Everyone makes them and I don't mean just the big ones - on a day-to-day basis, we are all guilty of making money decisions that are not supportive of our bigger vision for our life.
Let me start then, by sharing with you my big mistakes from last year because a big part of mending money mistakes is to know what they are.
Mistake #1 - Not Looking After Yourself
I did not take enough time to look after myself. While I love my work and almost everything about it, believe it or not there are other things I enjoy doing. Because there is always something fun and exciting and necessary to do, I did not take the time to exercise enough, go to bed early or take time out to just be. I know that last year I was more a human doing than a human being, and that if I continue on this path, I will wear myself out and end up no good for anyone. All work, even enjoyable work, is not a balanced life or sustainable lifestyle.
Mistake #2 - Neglecting Time With Family and Friends
I did not spend as much time with my family and friends just for fun. I am extremely fortunate because I work from home and my family is around all the time. We make an extra effort to plan travel together, and while we probably spend as much time together as we can given work, school and other social commitments, we did not take the time to just 'hang out' together and play a game, watch a movie, go for a hike, or bike-ride or putter around the garden.
Mistake #3 - Failing to Follow Up and Stay in Touch
I did not communicate enough with my clients and prospective clients. And, I did not stay in touch with all the amazing people I have met throughout the year. Throughout the day, there are always lessons and situations that come up that are valuable teaching opportunities. For some reason, I have not taken advantage of all the amazing technology available to share these thoughts with you. It is one of my commitments for 2008 - to be more consistent with the blog, audio, video and written communication.
Mistake #4 - Trying to Do Everything On Your Own
I continue to fall back on an old habit - trying to do everything myself. This isn't because I don't have great people to help me, it's just that for most of my career it was me. I was self-employed and if something was going to get done, it was going to happen because I made it happen. Well, in a corporate environment, if something is going to happen it's because the team made it happen.
Mistake #5 - Starting Something New Before the Prep Work is Done
And, the big one, I started something before something else was done. This mistake needs to be written into an entire book. Let me summarize by giving you an example, because in 2007, I experienced the money mistake that I see again and again and again with my clients and the people I meet, just in different circumstances: I put a budget together, but before the money was completely pulled together, I marched forward. That single mistake has cost me stress, money, lost opportunities and the most valuable thing of all - time.
Starting something new before completing something else is a common money mistake. It's the mistake that people make when they start saving for something - they buy it because it goes on sale, not because they have the money for it; and it's the mistake people make when they retire - they leave work because they have reached a certain age - not because they have arranged their finances to live a financially independent life.
Find the Right Sequence
This mistake could be the biggest of all that needs mending for most people - to do things in the right sequence.
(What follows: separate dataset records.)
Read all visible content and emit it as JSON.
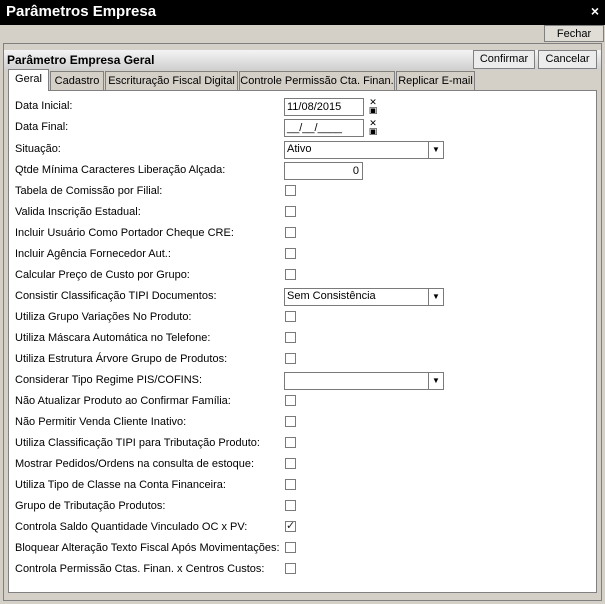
{
  "window": {
    "title": "Parâmetros Empresa",
    "close_icon": "×"
  },
  "toolbar": {
    "close_label": "Fechar"
  },
  "panel": {
    "title": "Parâmetro Empresa Geral",
    "confirm_label": "Confirmar",
    "cancel_label": "Cancelar"
  },
  "tabs": [
    {
      "label": "Geral"
    },
    {
      "label": "Cadastro"
    },
    {
      "label": "Escrituração Fiscal Digital"
    },
    {
      "label": "Controle Permissão Cta. Finan."
    },
    {
      "label": "Replicar E-mail"
    }
  ],
  "form": {
    "data_inicial": {
      "label": "Data Inicial:",
      "value": "11/08/2015"
    },
    "data_final": {
      "label": "Data Final:",
      "value": "__/__/____"
    },
    "situacao": {
      "label": "Situação:",
      "value": "Ativo"
    },
    "qtde": {
      "label": "Qtde Mínima Caracteres Liberação Alçada:",
      "value": "0"
    },
    "tabela_comissao": {
      "label": "Tabela de Comissão por Filial:",
      "checked": false
    },
    "valida_ie": {
      "label": "Valida Inscrição Estadual:",
      "checked": false
    },
    "incluir_usuario": {
      "label": "Incluir Usuário Como Portador Cheque CRE:",
      "checked": false
    },
    "incluir_agencia": {
      "label": "Incluir Agência Fornecedor Aut.:",
      "checked": false
    },
    "calcular_preco": {
      "label": "Calcular Preço de Custo por Grupo:",
      "checked": false
    },
    "consistir_tipi": {
      "label": "Consistir Classificação TIPI Documentos:",
      "value": "Sem Consistência"
    },
    "grupo_variacoes": {
      "label": "Utiliza Grupo Variações No Produto:",
      "checked": false
    },
    "mascara_telefone": {
      "label": "Utiliza Máscara Automática no Telefone:",
      "checked": false
    },
    "estrutura_arvore": {
      "label": "Utiliza Estrutura Árvore Grupo de Produtos:",
      "checked": false
    },
    "regime_pis": {
      "label": "Considerar Tipo Regime PIS/COFINS:",
      "value": ""
    },
    "nao_atualizar": {
      "label": "Não Atualizar Produto ao Confirmar Família:",
      "checked": false
    },
    "nao_permitir": {
      "label": "Não Permitir Venda Cliente Inativo:",
      "checked": false
    },
    "classif_tipi": {
      "label": "Utiliza Classificação TIPI para Tributação Produto:",
      "checked": false
    },
    "mostrar_pedidos": {
      "label": "Mostrar Pedidos/Ordens na consulta de estoque:",
      "checked": false
    },
    "tipo_classe": {
      "label": "Utiliza Tipo de Classe na Conta Financeira:",
      "checked": false
    },
    "grupo_tributacao": {
      "label": "Grupo de Tributação Produtos:",
      "checked": false
    },
    "controla_saldo": {
      "label": "Controla Saldo Quantidade Vinculado OC x PV:",
      "checked": true
    },
    "bloquear_alteracao": {
      "label": "Bloquear Alteração Texto Fiscal Após Movimentações:",
      "checked": false
    },
    "controla_permissao": {
      "label": "Controla Permissão Ctas. Finan. x Centros Custos:",
      "checked": false
    }
  }
}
We have to look after details in the right sequence. We have to look after ourselves before we can look after others, and we have to look after the details before we can realize the big picture.
Don't Slip into Crisis or Windfall Planning
The out of sequence financial plan is everywhere with the constant tendency to jump the sequence and go right for the quick fix and to do the urgent and immediate activities rather than the not urgent but important ones. It's constant and yet we all know the sad statistics of lottery winners who end up with very little money left, if any, within a few short years of their winnings. That same lure is what we call windfall planning. It's why people who receive inheritances, divorce settlements, and debt consolidations continue to struggle with money.
Take Stock of the Good You Have Done
When we focus on what we did wrong and at the same time try to set goals, we are just creating a bigger gap between where we are and where we want to be where the bridge to connect the two is a flashing light telling us €we'll never make it because we're no good - look at all the bad things you did before, what makes you think you can get to the other side and have those goals?€
So while it's extremely important to be aware of your shortcomings when mending money mistakes, and setting and writing new goals, it is even more important that you take stock of what good you have. And that good becomes the first step of the sequence that connects your current situation to your goals and dreams. To start the year off and mend your money mistakes, take stock of these important first 3 steps - in sequence:
1. Where are you today (what is good and what can you do better?)
2. Where are you going (what are your goals and dreams and why?)
3. What do you have to work with (specifically, what financial and non-financial resources do you have to build your bridge with and mend your money mistakes?)
And lastly, step 4 would be to ask for support... so, how can we help?